Exercise input: Begin

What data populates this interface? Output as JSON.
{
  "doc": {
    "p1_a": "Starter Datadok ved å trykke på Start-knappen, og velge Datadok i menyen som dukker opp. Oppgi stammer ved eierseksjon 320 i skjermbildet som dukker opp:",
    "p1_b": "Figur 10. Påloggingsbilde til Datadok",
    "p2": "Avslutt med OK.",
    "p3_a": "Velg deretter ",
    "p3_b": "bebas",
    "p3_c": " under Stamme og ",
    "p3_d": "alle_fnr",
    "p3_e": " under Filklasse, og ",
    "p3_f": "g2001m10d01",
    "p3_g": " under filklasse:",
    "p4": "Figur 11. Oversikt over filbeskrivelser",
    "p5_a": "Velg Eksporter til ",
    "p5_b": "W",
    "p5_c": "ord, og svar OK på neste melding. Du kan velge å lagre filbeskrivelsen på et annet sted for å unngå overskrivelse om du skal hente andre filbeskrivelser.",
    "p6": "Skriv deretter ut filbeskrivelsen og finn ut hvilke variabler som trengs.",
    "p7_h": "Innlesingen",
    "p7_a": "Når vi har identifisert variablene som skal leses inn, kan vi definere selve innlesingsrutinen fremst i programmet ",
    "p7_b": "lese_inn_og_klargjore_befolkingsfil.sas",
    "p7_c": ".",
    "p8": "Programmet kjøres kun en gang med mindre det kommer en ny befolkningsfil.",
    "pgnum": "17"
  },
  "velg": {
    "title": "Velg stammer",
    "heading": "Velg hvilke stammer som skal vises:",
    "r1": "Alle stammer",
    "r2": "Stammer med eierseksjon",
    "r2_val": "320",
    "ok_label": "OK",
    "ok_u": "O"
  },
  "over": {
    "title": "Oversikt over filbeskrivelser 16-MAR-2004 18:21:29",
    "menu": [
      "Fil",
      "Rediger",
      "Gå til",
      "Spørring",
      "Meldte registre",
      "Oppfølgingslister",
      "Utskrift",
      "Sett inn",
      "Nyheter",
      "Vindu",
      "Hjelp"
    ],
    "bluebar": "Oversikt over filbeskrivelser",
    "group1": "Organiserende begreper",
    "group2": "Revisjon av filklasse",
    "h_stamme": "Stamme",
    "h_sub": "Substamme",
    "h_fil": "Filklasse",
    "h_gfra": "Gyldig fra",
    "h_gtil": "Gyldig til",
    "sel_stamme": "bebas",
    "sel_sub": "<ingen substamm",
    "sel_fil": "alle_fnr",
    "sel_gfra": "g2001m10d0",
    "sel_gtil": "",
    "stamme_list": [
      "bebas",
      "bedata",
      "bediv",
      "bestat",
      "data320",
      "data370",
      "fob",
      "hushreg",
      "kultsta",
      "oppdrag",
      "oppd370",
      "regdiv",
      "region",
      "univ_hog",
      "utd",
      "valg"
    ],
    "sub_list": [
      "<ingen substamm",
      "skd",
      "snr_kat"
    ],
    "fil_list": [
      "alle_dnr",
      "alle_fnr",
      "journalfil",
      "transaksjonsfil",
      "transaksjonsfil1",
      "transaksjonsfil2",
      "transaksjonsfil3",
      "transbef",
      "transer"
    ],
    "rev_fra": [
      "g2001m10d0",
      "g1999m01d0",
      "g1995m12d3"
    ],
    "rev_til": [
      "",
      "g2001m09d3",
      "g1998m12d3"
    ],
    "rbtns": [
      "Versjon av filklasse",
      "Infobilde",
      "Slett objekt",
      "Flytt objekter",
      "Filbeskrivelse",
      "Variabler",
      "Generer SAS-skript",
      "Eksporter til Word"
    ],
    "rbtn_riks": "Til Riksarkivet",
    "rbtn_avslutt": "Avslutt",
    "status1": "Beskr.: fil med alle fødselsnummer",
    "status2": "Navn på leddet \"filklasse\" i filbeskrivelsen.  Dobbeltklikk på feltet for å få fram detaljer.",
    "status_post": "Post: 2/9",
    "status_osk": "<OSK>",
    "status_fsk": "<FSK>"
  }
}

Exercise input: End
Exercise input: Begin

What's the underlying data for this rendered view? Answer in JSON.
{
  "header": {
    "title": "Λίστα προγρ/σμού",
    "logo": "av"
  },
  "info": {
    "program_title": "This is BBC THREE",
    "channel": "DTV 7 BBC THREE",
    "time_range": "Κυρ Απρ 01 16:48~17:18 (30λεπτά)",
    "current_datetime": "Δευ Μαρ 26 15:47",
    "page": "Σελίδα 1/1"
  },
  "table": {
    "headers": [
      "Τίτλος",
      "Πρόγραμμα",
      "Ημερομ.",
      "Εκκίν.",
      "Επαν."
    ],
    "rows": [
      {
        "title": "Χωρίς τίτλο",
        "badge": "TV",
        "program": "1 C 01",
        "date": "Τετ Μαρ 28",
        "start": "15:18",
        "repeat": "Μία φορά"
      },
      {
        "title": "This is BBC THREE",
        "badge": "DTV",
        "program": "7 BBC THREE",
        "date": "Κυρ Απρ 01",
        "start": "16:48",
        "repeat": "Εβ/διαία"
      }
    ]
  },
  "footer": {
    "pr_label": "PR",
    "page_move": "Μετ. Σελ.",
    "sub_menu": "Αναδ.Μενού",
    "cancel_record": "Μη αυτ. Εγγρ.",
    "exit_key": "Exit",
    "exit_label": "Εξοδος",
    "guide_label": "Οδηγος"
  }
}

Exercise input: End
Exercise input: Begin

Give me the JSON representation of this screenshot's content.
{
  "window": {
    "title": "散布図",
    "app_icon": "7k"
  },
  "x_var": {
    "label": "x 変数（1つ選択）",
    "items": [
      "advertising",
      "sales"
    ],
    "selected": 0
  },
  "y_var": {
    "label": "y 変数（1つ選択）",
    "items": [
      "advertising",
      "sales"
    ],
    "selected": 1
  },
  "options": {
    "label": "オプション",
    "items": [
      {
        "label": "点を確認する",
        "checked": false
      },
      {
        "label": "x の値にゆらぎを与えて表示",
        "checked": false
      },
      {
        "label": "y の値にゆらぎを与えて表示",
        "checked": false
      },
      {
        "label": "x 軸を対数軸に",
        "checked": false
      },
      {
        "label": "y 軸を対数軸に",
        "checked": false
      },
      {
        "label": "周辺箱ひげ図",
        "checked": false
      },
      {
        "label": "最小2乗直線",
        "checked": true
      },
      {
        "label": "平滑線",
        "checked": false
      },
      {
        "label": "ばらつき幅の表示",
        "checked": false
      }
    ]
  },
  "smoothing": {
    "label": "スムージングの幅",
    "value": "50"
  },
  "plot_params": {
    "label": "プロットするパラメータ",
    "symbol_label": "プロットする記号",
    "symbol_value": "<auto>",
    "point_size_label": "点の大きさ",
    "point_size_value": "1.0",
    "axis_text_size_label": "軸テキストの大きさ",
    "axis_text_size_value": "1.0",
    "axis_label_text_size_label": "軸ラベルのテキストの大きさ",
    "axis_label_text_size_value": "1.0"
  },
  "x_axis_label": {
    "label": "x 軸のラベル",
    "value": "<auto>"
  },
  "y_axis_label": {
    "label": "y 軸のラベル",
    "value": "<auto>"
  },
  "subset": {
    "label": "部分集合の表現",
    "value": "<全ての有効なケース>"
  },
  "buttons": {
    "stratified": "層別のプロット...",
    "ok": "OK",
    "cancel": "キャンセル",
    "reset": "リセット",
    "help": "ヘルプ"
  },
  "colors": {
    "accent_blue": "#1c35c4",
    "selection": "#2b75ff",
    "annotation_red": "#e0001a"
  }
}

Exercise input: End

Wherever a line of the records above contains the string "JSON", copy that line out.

Answer to the exercise:
What data populates this interface? Output as JSON.
What's the underlying data for this rendered view? Answer in JSON.
Give me the JSON representation of this screenshot's content.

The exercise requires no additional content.